On the other hand, and I think this hand is dominant, nostalgia draws meaning from experience and can be a tool for creativity. I believe many of our earliest creative instincts – early creative memories, are spot on. They can act as a roadmap when we get lost and confused in our ambitions or strengths. Routledge writes, “Nostalgia mobilizes us for the future...It increases our desire to pursue important life goals and our confidence that we can accomplish them.”
I wanted to be a figure skater when I was young. I took lessons and had the Tara Lapinski poster on my wall. And while I love to put on skates in the winter and relive my figure eights, I don’t feel spurred into the future by that dream and memory. I was, however, also obsessed with The Sound of Music and Fiddler on the Roof.
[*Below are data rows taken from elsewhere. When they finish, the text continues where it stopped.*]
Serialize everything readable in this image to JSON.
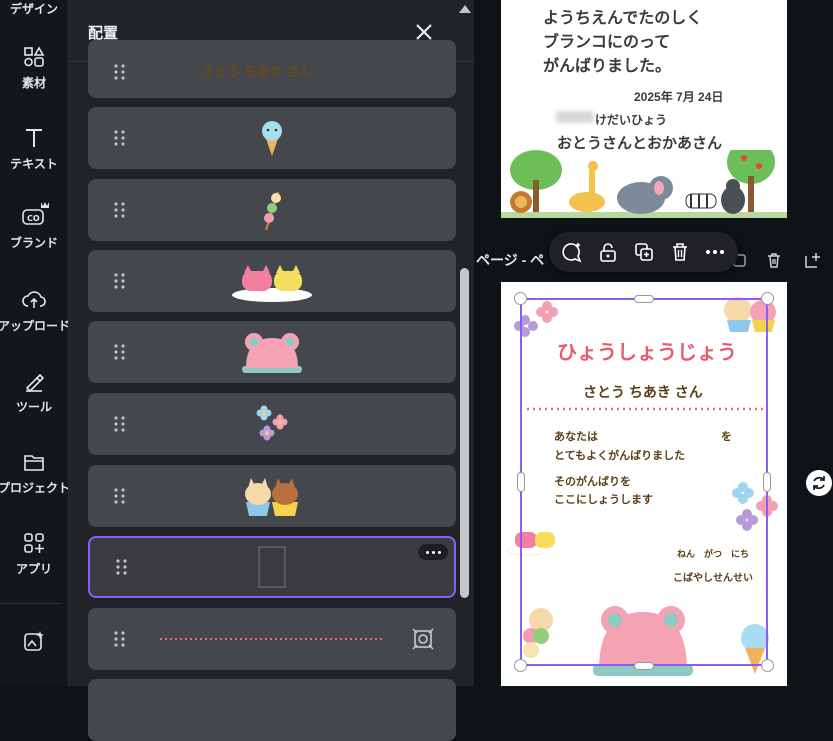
{
  "rail": {
    "items": [
      {
        "label": "デザイン",
        "icon": "design-icon"
      },
      {
        "label": "素材",
        "icon": "elements-icon"
      },
      {
        "label": "テキスト",
        "icon": "text-icon"
      },
      {
        "label": "ブランド",
        "icon": "brand-icon"
      },
      {
        "label": "アップロード",
        "icon": "upload-icon"
      },
      {
        "label": "ツール",
        "icon": "tools-icon"
      },
      {
        "label": "プロジェクト",
        "icon": "folder-icon"
      },
      {
        "label": "アプリ",
        "icon": "apps-icon"
      }
    ]
  },
  "panel": {
    "title": "配置",
    "layers": [
      {
        "name": "text-name",
        "thumb": "さとう ちあき さん"
      },
      {
        "name": "ice-cream"
      },
      {
        "name": "dango"
      },
      {
        "name": "macarons"
      },
      {
        "name": "frog-hat"
      },
      {
        "name": "flowers"
      },
      {
        "name": "cupcakes"
      },
      {
        "name": "frame",
        "selected": true
      },
      {
        "name": "dotted-line"
      },
      {
        "name": "partial"
      }
    ]
  },
  "page1": {
    "lines": [
      "ようちえんでたのしく",
      "ブランコにのって",
      "がんばりました。"
    ],
    "date": "2025年 7月 24日",
    "from_label": "けだいひょう",
    "from": "おとうさんとおかあさん"
  },
  "page_label": "ページ - ペ",
  "page2": {
    "title": "ひょうしょうじょう",
    "name": "さとう ちあき さん",
    "body1_a": "あなたは",
    "body1_b": "を",
    "body2": "とてもよくがんばりました",
    "body3": "そのがんばりを",
    "body4": "ここにしょうします",
    "date": "ねん　がつ　にち",
    "teacher": "こばやしせんせい"
  },
  "colors": {
    "accent": "#8b5cf6",
    "title_pink": "#e85a6d",
    "text_brown": "#5b3e14"
  }
}
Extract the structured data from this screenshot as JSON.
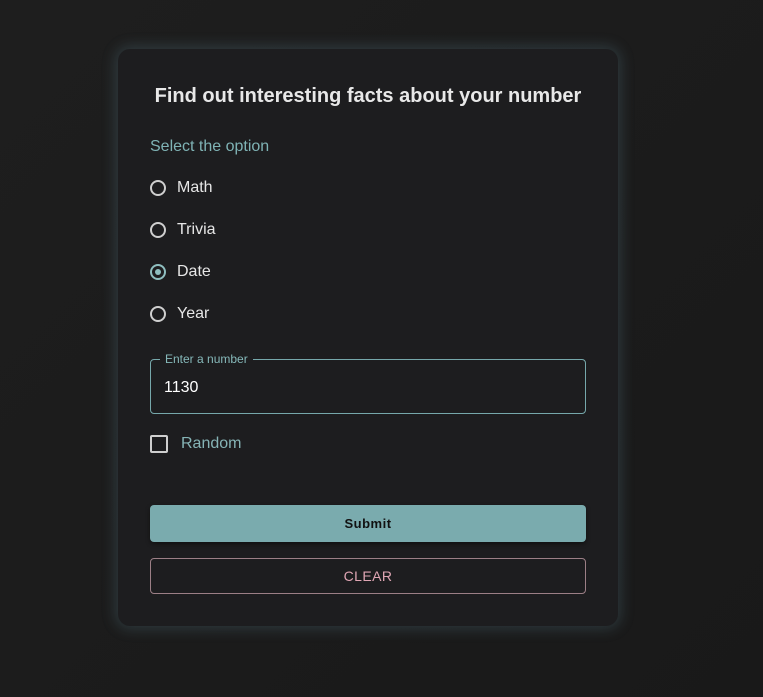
{
  "form": {
    "title": "Find out interesting facts about your number",
    "option_label": "Select the option",
    "options": [
      {
        "label": "Math",
        "checked": false
      },
      {
        "label": "Trivia",
        "checked": false
      },
      {
        "label": "Date",
        "checked": true
      },
      {
        "label": "Year",
        "checked": false
      }
    ],
    "number_field": {
      "label": "Enter a number",
      "value": "1130"
    },
    "random_checkbox": {
      "label": "Random",
      "checked": false
    },
    "submit_label": "Submit",
    "clear_label": "CLEAR"
  },
  "colors": {
    "accent": "#7aabae",
    "clear_border": "#9c7f86",
    "clear_text": "#e0a6b4",
    "background": "#1c1c1c",
    "card": "#1d1d1f"
  }
}
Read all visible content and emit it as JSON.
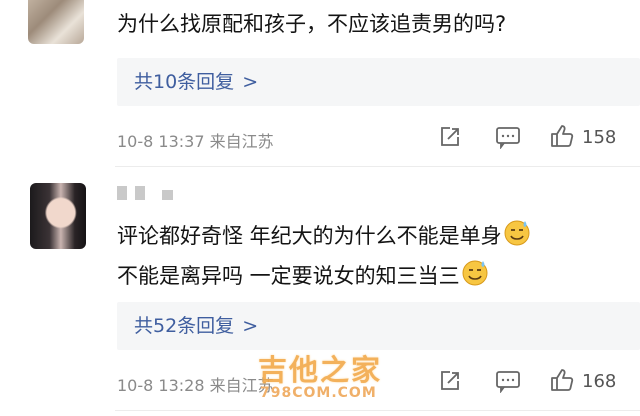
{
  "comments": [
    {
      "text": "为什么找原配和孩子，不应该追责男的吗?",
      "reply_link": "共10条回复",
      "reply_chevron": ">",
      "timestamp": "10-8 13:37",
      "location": "来自江苏",
      "likes": "158"
    },
    {
      "line1": "评论都好奇怪  年纪大的为什么不能是单身",
      "line2": "不能是离异吗  一定要说女的知三当三",
      "emoji": "sweat-smile-icon",
      "reply_link": "共52条回复",
      "reply_chevron": ">",
      "timestamp": "10-8 13:28",
      "location": "来自江苏",
      "likes": "168"
    }
  ],
  "watermark": {
    "title": "吉他之家",
    "url": "798COM.COM"
  },
  "colors": {
    "link": "#3f5e9f",
    "meta": "#8a8a8a",
    "reply_bg": "#f5f6f7"
  }
}
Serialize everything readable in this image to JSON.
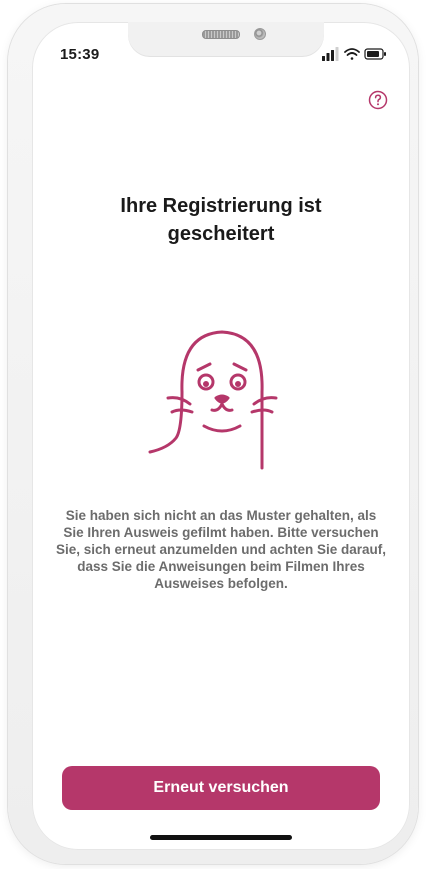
{
  "status_bar": {
    "time": "15:39",
    "icons": [
      "signal-icon",
      "wifi-icon",
      "battery-icon"
    ]
  },
  "header": {
    "help_icon": "help-circle-icon"
  },
  "main": {
    "title": "Ihre Registrierung ist gescheitert",
    "illustration": "seal-mascot-icon",
    "description": "Sie haben sich nicht an das Muster gehalten, als Sie Ihren Ausweis gefilmt haben. Bitte versuchen Sie, sich erneut anzumelden und achten Sie darauf, dass Sie die Anweisungen beim Filmen Ihres Ausweises befolgen."
  },
  "actions": {
    "retry_label": "Erneut versuchen"
  },
  "colors": {
    "accent": "#b5376a",
    "title_text": "#1a1a1a",
    "body_text": "#6c6c6c"
  }
}
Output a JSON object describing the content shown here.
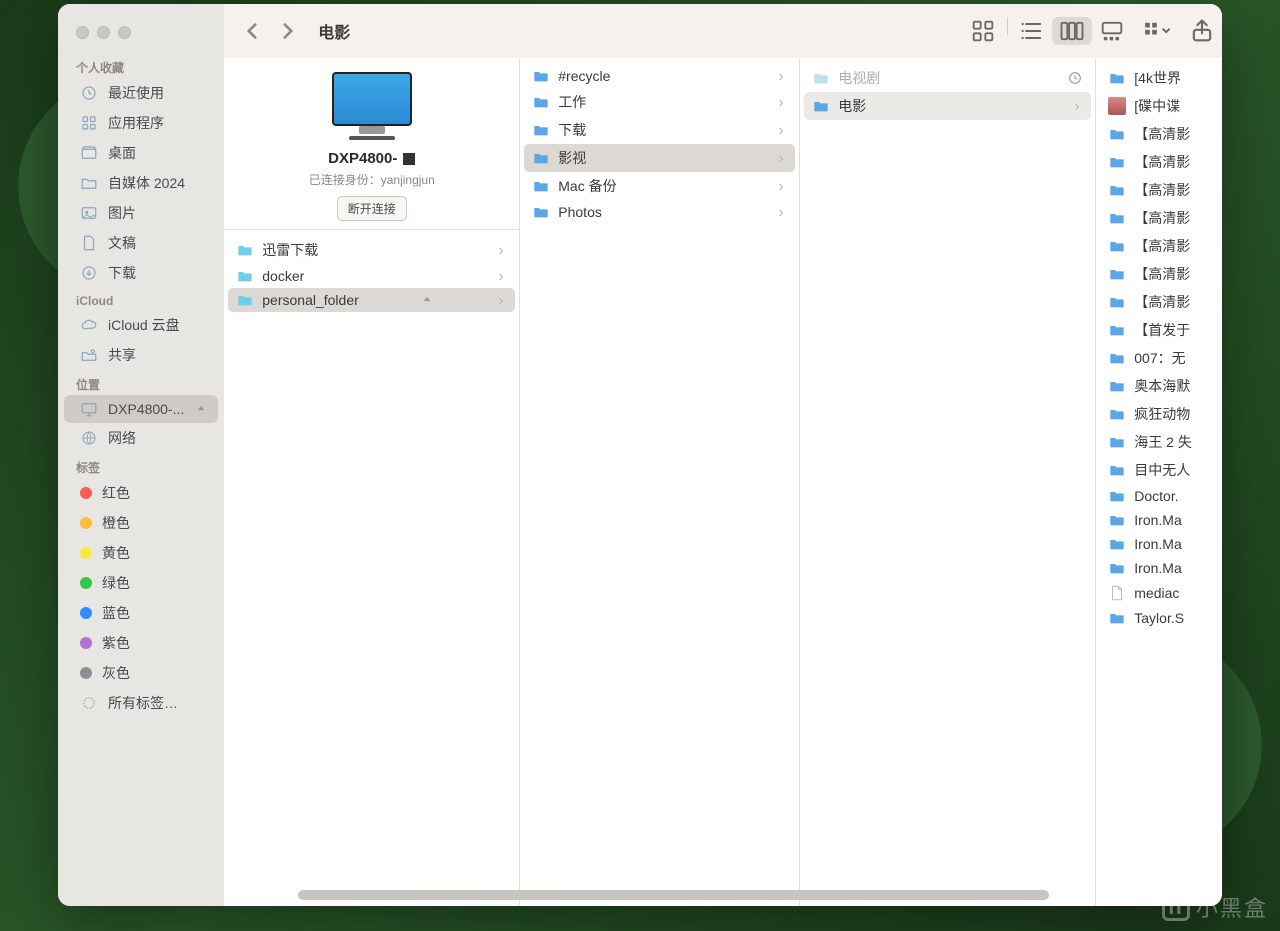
{
  "window": {
    "title": "电影"
  },
  "sidebar": {
    "sections": [
      {
        "header": "个人收藏",
        "items": [
          {
            "icon": "clock",
            "label": "最近使用"
          },
          {
            "icon": "grid",
            "label": "应用程序"
          },
          {
            "icon": "desktop",
            "label": "桌面"
          },
          {
            "icon": "folder",
            "label": "自媒体 2024"
          },
          {
            "icon": "image",
            "label": "图片"
          },
          {
            "icon": "doc",
            "label": "文稿"
          },
          {
            "icon": "download",
            "label": "下载"
          }
        ]
      },
      {
        "header": "iCloud",
        "items": [
          {
            "icon": "cloud",
            "label": "iCloud 云盘"
          },
          {
            "icon": "share",
            "label": "共享"
          }
        ]
      },
      {
        "header": "位置",
        "items": [
          {
            "icon": "display",
            "label": "DXP4800-...",
            "selected": true,
            "eject": true
          },
          {
            "icon": "globe",
            "label": "网络"
          }
        ]
      },
      {
        "header": "标签",
        "items": [
          {
            "tag": "#fc5b57",
            "label": "红色"
          },
          {
            "tag": "#fdbc40",
            "label": "橙色"
          },
          {
            "tag": "#fce83a",
            "label": "黄色"
          },
          {
            "tag": "#33c748",
            "label": "绿色"
          },
          {
            "tag": "#2e8cff",
            "label": "蓝色"
          },
          {
            "tag": "#b072da",
            "label": "紫色"
          },
          {
            "tag": "#8e8e93",
            "label": "灰色"
          },
          {
            "icon": "alltags",
            "label": "所有标签…"
          }
        ]
      }
    ]
  },
  "device": {
    "name": "DXP4800-",
    "status_prefix": "已连接身份：",
    "user": "yanjingjun",
    "disconnect": "断开连接"
  },
  "columns": [
    {
      "items": [
        {
          "label": "迅雷下载",
          "folder": "cyan",
          "chev": true
        },
        {
          "label": "docker",
          "folder": "cyan",
          "chev": true
        },
        {
          "label": "personal_folder",
          "folder": "cyan",
          "selected": true,
          "eject": true,
          "chev": true
        }
      ]
    },
    {
      "items": [
        {
          "label": "#recycle",
          "folder": "blue",
          "chev": true
        },
        {
          "label": "工作",
          "folder": "blue",
          "chev": true
        },
        {
          "label": "下载",
          "folder": "blue",
          "chev": true
        },
        {
          "label": "影视",
          "folder": "blue",
          "selected": true,
          "chev": true
        },
        {
          "label": "Mac 备份",
          "folder": "blue",
          "chev": true
        },
        {
          "label": "Photos",
          "folder": "blue",
          "chev": true
        }
      ]
    },
    {
      "items": [
        {
          "label": "电视剧",
          "folder": "light",
          "dim": true,
          "chev": false,
          "time": true
        },
        {
          "label": "电影",
          "folder": "blue",
          "selected": "light",
          "chev": true
        }
      ]
    },
    {
      "items": [
        {
          "label": "[4k世界",
          "folder": "blue"
        },
        {
          "label": "[碟中谍",
          "file": "img"
        },
        {
          "label": "【高清影",
          "folder": "blue"
        },
        {
          "label": "【高清影",
          "folder": "blue"
        },
        {
          "label": "【高清影",
          "folder": "blue"
        },
        {
          "label": "【高清影",
          "folder": "blue"
        },
        {
          "label": "【高清影",
          "folder": "blue"
        },
        {
          "label": "【高清影",
          "folder": "blue"
        },
        {
          "label": "【高清影",
          "folder": "blue"
        },
        {
          "label": "【首发于",
          "folder": "blue"
        },
        {
          "label": "007：无",
          "folder": "blue"
        },
        {
          "label": "奥本海默",
          "folder": "blue"
        },
        {
          "label": "疯狂动物",
          "folder": "blue"
        },
        {
          "label": "海王 2 失",
          "folder": "blue"
        },
        {
          "label": "目中无人",
          "folder": "blue"
        },
        {
          "label": "Doctor.",
          "folder": "blue"
        },
        {
          "label": "Iron.Ma",
          "folder": "blue"
        },
        {
          "label": "Iron.Ma",
          "folder": "blue"
        },
        {
          "label": "Iron.Ma",
          "folder": "blue"
        },
        {
          "label": "mediac",
          "file": "doc"
        },
        {
          "label": "Taylor.S",
          "folder": "blue"
        }
      ]
    }
  ],
  "watermark": "小黑盒"
}
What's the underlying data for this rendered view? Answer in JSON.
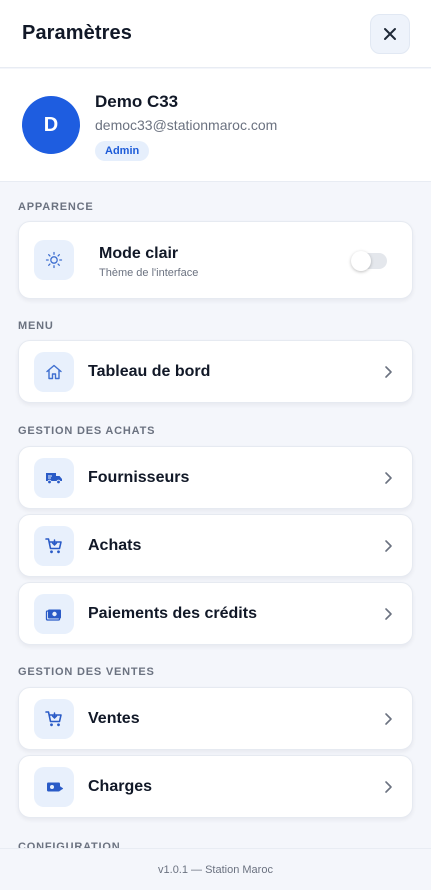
{
  "header": {
    "title": "Paramètres",
    "close_icon": "close-icon"
  },
  "profile": {
    "avatar_initial": "D",
    "name": "Demo C33",
    "email": "democ33@stationmaroc.com",
    "role": "Admin",
    "avatar_color": "#1e5de0"
  },
  "appearance": {
    "section_label": "APPARENCE",
    "mode_title": "Mode clair",
    "mode_subtitle": "Thème de l'interface",
    "icon": "sun-icon",
    "dark_mode_enabled": false
  },
  "menu": {
    "section_label": "MENU",
    "items": [
      {
        "label": "Tableau de bord",
        "icon": "home-icon"
      }
    ]
  },
  "purchases": {
    "section_label": "GESTION DES ACHATS",
    "items": [
      {
        "label": "Fournisseurs",
        "icon": "truck-icon"
      },
      {
        "label": "Achats",
        "icon": "cart-icon"
      },
      {
        "label": "Paiements des crédits",
        "icon": "money-icon"
      }
    ]
  },
  "sales": {
    "section_label": "GESTION DES VENTES",
    "items": [
      {
        "label": "Ventes",
        "icon": "cart-icon"
      },
      {
        "label": "Charges",
        "icon": "payment-icon"
      }
    ]
  },
  "configuration": {
    "section_label": "CONFIGURATION"
  },
  "footer": {
    "version": "v1.0.1 — Station Maroc"
  },
  "colors": {
    "accent": "#1e5de0",
    "icon_bg": "#e8f0fc",
    "background": "#f4f6fb"
  }
}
I can trace my love of music and story back to those VHS tapes. The Sound of Music was a PBS special that my parents recorded onto a VHS, commercials and stories from Julie Andrews herself, all intact. The Fiddler on the Roof was a double VHS, the split being at intermission, of course. Much of my interest in music began with those musicals, and watching my dad play the piano, singing in church, and scribbling song lyrics I heard on the radio down in a little notebook, just because I thought they were so brilliant.
I'm working on putting out some Christmas songs in December. This project was born of nostalgia, specifically the Christmas kind: food and music and the ones you love all together. Those memories are vibrant to me, as they are to many. A year ago I started writing a song about things I remember from childhood and I couldn't stop and the songs kept coming. Nostalgia guided me through this creative process.
Books and plays have been written because of nostalgia, certainly songs sung, even more certainly, pictures painted, taken, and drawn. Nostalgia doesn't just create sentimentality, it works for the future—what could be and what could be remade. How many musicals have been reworked and revived for this reason? There are things yet to be learned and while there is nothing new under this sun, everything (almost) can be made new and reconnected with in some way. It’s why starting with what you love is so important when you are finding your voice as an artist. I heard this quote recently: “Copy what inspires you and at the end you'll find yourself.” At the start were those movies and music-filled memories, and my middle is everything after. And as for the end, well, I’m getting there, with a little help from nostalgia.